Drugs often bind inside “pockets” on proteins that hold the drug snugly, causing it to interfere with the protein’s function. Scientists can identify potential drug-binding pockets from the 3D structures of viral proteins. Over time, however, viruses can mutate their protein pockets so that drugs no longer fit. But some drug-binding pockets are so essential to the protein’s function that they can’t be mutated, and these sequences are generally conserved over time in the same and related viruses. Matthieu Schapira and colleagues wanted to find the most highly conserved drug-binding pockets in viral proteins from COVID-19 patient samples and from other coronaviruses, revealing the most promising targets for pan-coronavirus drugs.
The team used a computer algorithm to identify drug-binding pockets in the 3D structures of 15 SARS-CoV-2 proteins. The researchers then found corresponding proteins in 27 coronavirus species and compared their sequences in the drug-binding pockets. The two most conserved druggable sites were a pocket overlapping the RNA binding site of the helicase nsp13, and a binding pocket containing the catalytic site of the RNA-dependent RNA polymerase nsp12. Both of these proteins are involved in viral RNA replication and transcription. The drug-binding pocket on nsp13 was also the most highly conserved across thousands of SARS-CoV-2 samples taken from COVID-19 patients, with not a single mutation. The researchers say that novel antiviral drugs targeting the catalytic site of nsp12 are currently in phase II and III clinical trials for COVID-19, and that the RNA binding site of nsp13 is a previously underexplored target that should be a high priority for drug development.
The authors acknowledge funding from the Natural Sciences and Engineering Research Council of Canada, the European Molecular Biology Laboratory and the Structural Genomics Consortium.
The American Chemical Society (ACS) is a nonprofit organization chartered by the U.S. Congress. ACS’ mission is to advance the broader chemistry enterprise and its practitioners for the benefit of Earth and all its people. The Society is a global leader in promoting excellence in science education and providing access to chemistry-related information and research through its multiple research solutions, peer-reviewed journals, scientific conferences, eBooks and weekly news periodical Chemical & Engineering News. ACS journals are among the most cited, most trusted and most read within the scientific literature; however, ACS itself does not conduct chemical research.

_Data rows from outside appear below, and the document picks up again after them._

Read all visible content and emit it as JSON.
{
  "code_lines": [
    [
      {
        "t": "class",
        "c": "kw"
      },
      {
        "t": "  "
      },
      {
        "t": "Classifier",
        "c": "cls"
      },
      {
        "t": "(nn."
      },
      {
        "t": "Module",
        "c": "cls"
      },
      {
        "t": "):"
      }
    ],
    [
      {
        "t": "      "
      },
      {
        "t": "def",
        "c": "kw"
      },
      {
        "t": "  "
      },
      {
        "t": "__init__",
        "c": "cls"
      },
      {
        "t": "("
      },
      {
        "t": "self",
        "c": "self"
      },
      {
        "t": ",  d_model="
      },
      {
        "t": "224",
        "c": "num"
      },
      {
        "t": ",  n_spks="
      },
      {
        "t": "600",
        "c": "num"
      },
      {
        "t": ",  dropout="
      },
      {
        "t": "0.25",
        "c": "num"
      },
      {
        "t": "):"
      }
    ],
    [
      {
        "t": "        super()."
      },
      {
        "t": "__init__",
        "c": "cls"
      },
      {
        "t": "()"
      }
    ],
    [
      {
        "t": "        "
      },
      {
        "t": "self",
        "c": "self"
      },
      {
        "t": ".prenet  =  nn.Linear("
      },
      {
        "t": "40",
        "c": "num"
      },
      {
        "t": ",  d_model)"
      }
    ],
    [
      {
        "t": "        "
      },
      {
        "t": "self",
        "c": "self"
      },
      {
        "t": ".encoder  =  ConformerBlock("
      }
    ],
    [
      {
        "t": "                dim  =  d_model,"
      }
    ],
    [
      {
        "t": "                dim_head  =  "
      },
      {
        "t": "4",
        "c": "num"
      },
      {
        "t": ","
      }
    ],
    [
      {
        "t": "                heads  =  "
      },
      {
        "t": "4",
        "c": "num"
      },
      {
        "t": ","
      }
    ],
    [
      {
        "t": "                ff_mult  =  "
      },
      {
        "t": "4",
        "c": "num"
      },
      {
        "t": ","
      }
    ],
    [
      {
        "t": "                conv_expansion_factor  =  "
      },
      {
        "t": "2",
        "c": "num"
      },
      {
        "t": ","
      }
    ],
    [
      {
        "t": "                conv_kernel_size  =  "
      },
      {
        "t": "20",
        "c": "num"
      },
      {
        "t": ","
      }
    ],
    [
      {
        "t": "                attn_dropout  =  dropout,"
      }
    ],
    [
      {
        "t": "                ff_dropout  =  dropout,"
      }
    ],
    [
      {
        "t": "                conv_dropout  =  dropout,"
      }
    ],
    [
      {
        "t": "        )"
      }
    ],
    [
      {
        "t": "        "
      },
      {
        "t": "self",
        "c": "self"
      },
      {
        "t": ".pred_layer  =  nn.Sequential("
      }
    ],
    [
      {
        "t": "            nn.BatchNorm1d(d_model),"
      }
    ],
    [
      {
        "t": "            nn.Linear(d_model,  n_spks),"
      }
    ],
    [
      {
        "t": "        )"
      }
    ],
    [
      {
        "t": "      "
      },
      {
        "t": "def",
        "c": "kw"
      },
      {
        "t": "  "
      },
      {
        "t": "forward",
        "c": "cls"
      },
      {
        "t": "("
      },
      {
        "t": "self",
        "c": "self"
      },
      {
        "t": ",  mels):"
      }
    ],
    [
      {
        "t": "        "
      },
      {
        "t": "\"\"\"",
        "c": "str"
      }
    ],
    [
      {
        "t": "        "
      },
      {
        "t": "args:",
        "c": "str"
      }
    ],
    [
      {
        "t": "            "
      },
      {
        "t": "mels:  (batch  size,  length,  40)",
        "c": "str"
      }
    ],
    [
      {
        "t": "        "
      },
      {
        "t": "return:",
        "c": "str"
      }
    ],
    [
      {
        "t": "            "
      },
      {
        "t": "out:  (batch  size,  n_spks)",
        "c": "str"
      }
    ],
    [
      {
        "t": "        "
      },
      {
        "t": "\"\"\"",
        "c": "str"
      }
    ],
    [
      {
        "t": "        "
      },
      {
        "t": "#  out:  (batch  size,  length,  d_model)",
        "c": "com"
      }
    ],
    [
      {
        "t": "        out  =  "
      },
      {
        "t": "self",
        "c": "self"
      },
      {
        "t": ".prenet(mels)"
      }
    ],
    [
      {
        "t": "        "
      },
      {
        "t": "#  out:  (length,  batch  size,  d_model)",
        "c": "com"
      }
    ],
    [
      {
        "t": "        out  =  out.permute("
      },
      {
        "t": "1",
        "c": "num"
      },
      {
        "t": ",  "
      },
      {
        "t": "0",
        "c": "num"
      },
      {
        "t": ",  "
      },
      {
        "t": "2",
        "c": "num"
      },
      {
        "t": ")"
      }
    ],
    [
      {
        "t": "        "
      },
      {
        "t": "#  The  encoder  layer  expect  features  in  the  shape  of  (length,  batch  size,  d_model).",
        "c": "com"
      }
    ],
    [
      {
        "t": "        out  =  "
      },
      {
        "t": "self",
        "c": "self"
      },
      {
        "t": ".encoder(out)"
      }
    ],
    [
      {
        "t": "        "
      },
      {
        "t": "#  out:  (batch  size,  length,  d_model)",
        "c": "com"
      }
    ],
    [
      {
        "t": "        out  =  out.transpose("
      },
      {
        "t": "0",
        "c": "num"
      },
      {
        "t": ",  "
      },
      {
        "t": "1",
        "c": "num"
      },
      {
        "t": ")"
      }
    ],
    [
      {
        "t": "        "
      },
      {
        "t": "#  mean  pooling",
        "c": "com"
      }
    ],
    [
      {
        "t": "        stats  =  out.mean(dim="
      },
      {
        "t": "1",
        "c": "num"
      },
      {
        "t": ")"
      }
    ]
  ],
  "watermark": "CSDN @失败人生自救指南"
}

As a leader in scientific information solutions, its CAS division partners with global innovators to accelerate breakthroughs by curating, connecting and analyzing the world’s scientific knowledge. ACS’ main offices are in Washington, D.C., and Columbus, Ohio.